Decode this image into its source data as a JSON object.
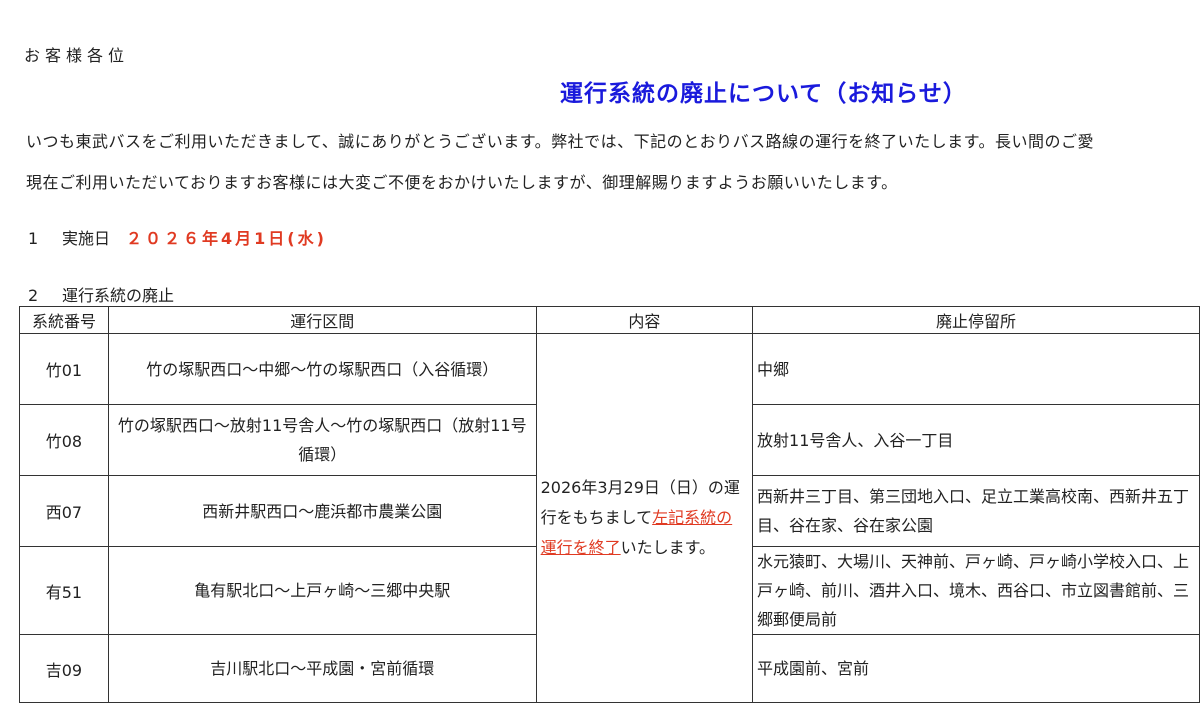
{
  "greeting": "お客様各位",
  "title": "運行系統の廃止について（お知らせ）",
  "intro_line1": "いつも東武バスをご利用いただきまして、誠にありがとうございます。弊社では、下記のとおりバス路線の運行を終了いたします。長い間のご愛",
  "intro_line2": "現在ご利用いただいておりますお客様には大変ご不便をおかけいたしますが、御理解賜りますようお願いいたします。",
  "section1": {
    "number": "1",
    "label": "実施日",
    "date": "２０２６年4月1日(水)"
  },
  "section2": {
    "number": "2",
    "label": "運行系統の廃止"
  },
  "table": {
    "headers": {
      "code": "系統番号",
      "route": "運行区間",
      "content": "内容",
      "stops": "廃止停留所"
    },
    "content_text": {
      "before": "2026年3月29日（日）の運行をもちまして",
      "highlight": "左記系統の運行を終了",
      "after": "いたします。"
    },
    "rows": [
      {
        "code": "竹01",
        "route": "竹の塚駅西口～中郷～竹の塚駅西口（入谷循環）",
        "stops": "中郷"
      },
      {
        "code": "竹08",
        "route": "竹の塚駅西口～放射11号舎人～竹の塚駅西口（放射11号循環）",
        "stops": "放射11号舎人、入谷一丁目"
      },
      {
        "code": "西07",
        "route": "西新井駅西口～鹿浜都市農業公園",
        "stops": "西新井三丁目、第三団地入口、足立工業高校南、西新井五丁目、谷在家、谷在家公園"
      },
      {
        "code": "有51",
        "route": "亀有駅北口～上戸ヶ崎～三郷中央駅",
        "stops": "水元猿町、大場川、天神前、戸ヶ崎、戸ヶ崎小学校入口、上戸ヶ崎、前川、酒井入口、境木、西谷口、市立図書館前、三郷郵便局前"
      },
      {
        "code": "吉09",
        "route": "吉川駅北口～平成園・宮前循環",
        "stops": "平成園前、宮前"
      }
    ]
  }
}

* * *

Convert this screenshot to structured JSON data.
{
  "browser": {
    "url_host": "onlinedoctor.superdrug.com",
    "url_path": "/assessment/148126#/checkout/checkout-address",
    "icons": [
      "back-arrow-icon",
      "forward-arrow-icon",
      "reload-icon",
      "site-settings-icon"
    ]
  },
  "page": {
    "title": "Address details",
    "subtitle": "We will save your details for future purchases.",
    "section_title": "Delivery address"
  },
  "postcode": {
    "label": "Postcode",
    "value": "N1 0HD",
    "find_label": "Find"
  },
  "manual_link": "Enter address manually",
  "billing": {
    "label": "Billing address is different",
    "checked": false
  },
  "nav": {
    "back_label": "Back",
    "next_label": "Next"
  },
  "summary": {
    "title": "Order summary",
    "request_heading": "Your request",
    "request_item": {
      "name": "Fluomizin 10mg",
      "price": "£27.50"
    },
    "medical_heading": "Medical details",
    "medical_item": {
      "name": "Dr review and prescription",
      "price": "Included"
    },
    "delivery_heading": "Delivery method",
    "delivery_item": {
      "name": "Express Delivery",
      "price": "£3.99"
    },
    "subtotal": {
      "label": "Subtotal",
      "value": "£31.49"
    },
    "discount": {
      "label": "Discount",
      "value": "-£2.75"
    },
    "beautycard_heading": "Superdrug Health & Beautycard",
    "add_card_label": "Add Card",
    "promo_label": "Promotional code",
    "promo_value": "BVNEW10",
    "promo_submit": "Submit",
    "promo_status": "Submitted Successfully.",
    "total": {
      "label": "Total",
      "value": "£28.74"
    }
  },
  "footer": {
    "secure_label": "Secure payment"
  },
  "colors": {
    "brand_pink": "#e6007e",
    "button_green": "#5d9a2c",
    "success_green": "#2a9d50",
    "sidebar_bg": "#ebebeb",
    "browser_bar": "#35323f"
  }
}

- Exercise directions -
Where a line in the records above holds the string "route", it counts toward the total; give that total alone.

- Answer to this problem -
6